Grace Baker, Plaintiff–Appellant, v. Roman Catholic Church of the Holy See, Defendant, Holy Cross Church, Defendant–Respondent.

Reset A A Font size: Print

Supreme Court, Appellate Division, First Department.

Grace Baker, Plaintiff–Appellant, v. Roman Catholic Church of the Holy See, Defendant, Holy Cross Church, Defendant–Respondent.

324

Decided: February 25, 2016

Friedman, J.P., Sweeny, Saxe, Gische, JJ. Taubman Kimelman & Soroka, LLP, New York (Antonette M. Milcetic of counsel), for appellant. Leahey & Johnson, P.C., New York (Joanne Filiberti of counsel), for respondent.

_

Order, Supreme Court, New York County (Richard F. Braun, J.), entered November 25, 2014, which granted the motion of defendant Holy Cross Church for summary judgment dismissing the complaint as against it, unanimously affirmed, without costs.

Defendant established its entitlement to judgment as a matter of law in this action where plaintiff was allegedly injured when she tripped and fell on the stairs as she exited defendant church.  Defendant submitted photographs and an expert's affidavit showing that the two-stair staircase was open and obvious and not inherently dangerous (see Tagle v. Jakob, 97 N.Y.2d 165 [2001];  Franchini v. American Legion Post, 107 AD3d 432 [1st Dept 2013] ).  Moreover, since plaintiff was not looking down when she fell, and saw the yellow markings on the stair's riser after her fall, there is no evidence that optical confusion caused the accident (see Langer v. 116 Lexington Ave., Inc., 92 AD3d 597, 599 [1st Dept 2012], lv denied 24 NY3d 907 [2014] ).

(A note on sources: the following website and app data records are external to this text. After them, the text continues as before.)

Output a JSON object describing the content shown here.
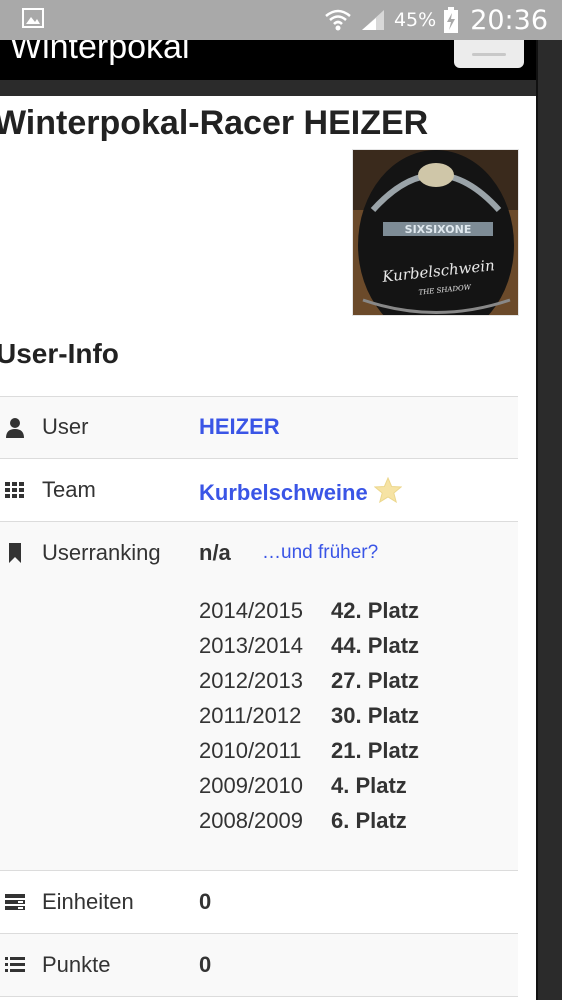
{
  "statusbar": {
    "battery_percent": "45%",
    "clock": "20:36"
  },
  "navbar": {
    "brand": "Winterpokal"
  },
  "page": {
    "title": "Winterpokal-Racer HEIZER",
    "section_title": "User-Info",
    "avatar": {
      "text_line1": "SIXSIXONE",
      "text_line2": "Kurbelschwein",
      "text_line3": "THE SHADOW"
    },
    "rows": {
      "user": {
        "label": "User",
        "value": "HEIZER"
      },
      "team": {
        "label": "Team",
        "value": "Kurbelschweine"
      },
      "userranking": {
        "label": "Userranking",
        "value": "n/a",
        "link": "…und früher?",
        "history": [
          {
            "season": "2014/2015",
            "place": "42. Platz"
          },
          {
            "season": "2013/2014",
            "place": "44. Platz"
          },
          {
            "season": "2012/2013",
            "place": "27. Platz"
          },
          {
            "season": "2011/2012",
            "place": "30. Platz"
          },
          {
            "season": "2010/2011",
            "place": "21. Platz"
          },
          {
            "season": "2009/2010",
            "place": "4. Platz"
          },
          {
            "season": "2008/2009",
            "place": "6. Platz"
          }
        ]
      },
      "einheiten": {
        "label": "Einheiten",
        "value": "0"
      },
      "punkte": {
        "label": "Punkte",
        "value": "0"
      }
    },
    "icons": [
      "user-icon",
      "team-grid-icon",
      "bookmark-icon",
      "units-icon",
      "list-icon",
      "star-icon"
    ],
    "colors": {
      "link": "#3a55e6",
      "navbar": "#000000",
      "statusbar": "#a9a9a9"
    }
  }
}
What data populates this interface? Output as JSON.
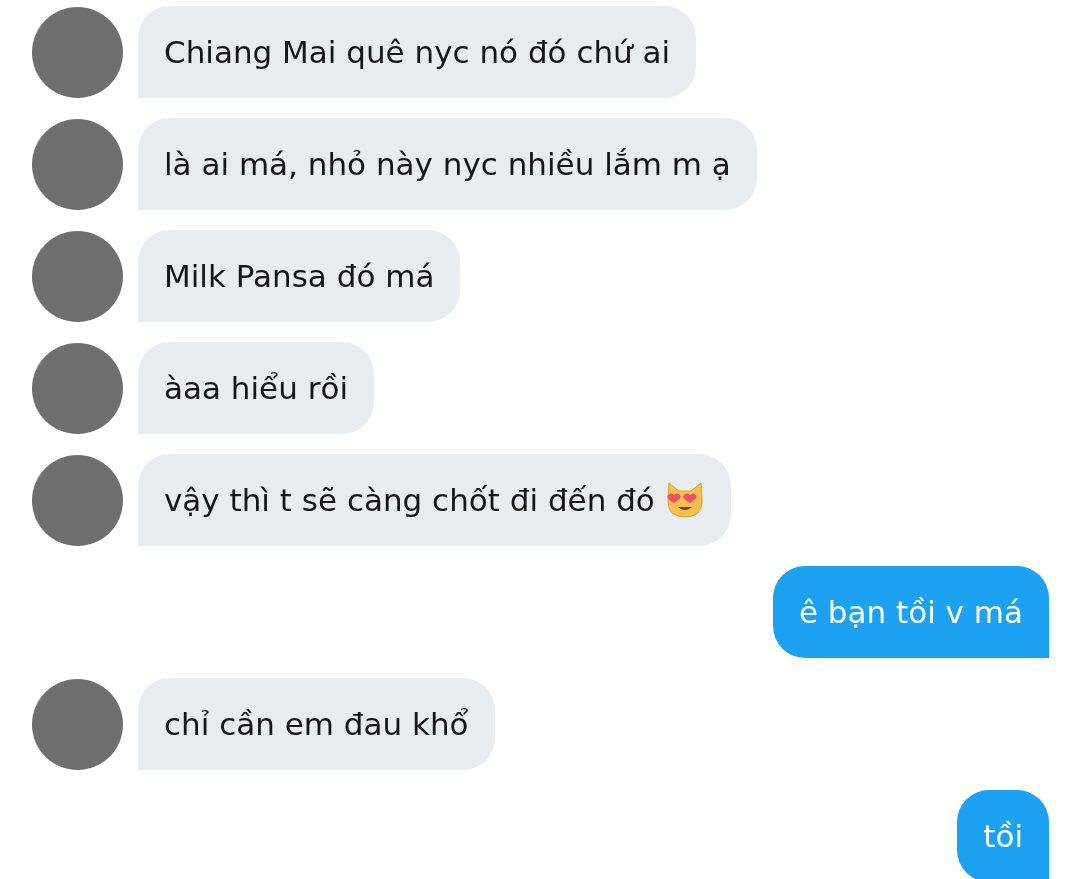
{
  "messages": [
    {
      "kind": "received",
      "text": "Chiang Mai quê nyc nó đó chứ ai"
    },
    {
      "kind": "received",
      "text": "là ai má, nhỏ này nyc nhiều lắm m ạ"
    },
    {
      "kind": "received",
      "text": "Milk Pansa đó má"
    },
    {
      "kind": "received",
      "text": "àaa hiểu rồi"
    },
    {
      "kind": "received_emoji",
      "text": "vậy thì t sẽ càng chốt đi đến đó"
    },
    {
      "kind": "sent",
      "text": "ê bạn tồi v má"
    },
    {
      "kind": "received",
      "text": "chỉ cần em đau khổ"
    },
    {
      "kind": "sent",
      "text": "tồi"
    }
  ]
}
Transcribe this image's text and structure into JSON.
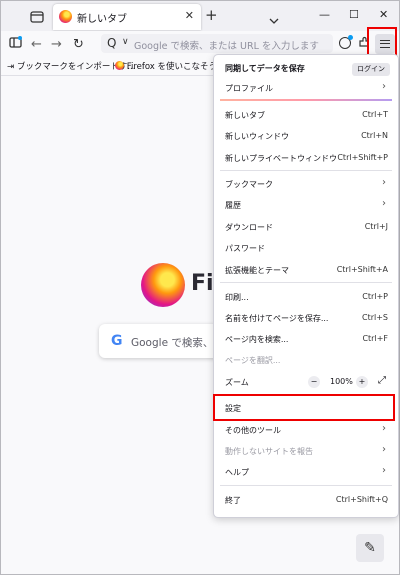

In opposition, plaintiff failed to raise a triable issue of fact.  Plaintiff's expert did not show how the stair was inherently dangerous or constituted a hidden trap (see Burke v. Canyon Rd. Rest., 60 AD3d 558 [1st Dept 2009] ).  The expert's opinion that defendant was obligated to replace the small step with a ramp and install a handrail at the location does not warrant a different determination, as he failed to set forth a violation of any specific industry-wide safety guideline in effect at the time of the church's construction more than 140 years ago and prior to the adoption of the building codes (see Sakol v. Kirsch, 25 AD3d 523 [1st Dept 2006] ).

Furthermore, even if the step configuration was actionable, plaintiff's testimony did not connect her fall to either of the alleged defects, i.e., the short step or the handrail.  She testified that she fell when her foot caught on a defect in the step.  She did not miss the step due to being unaware of its existence, nor was there any testimony that she reached out for a handrail to catch her fall (see Daniarov v. New York City Tr. Auth., 62 AD3d 480 [1st Dept 2009] ).

_

CLERK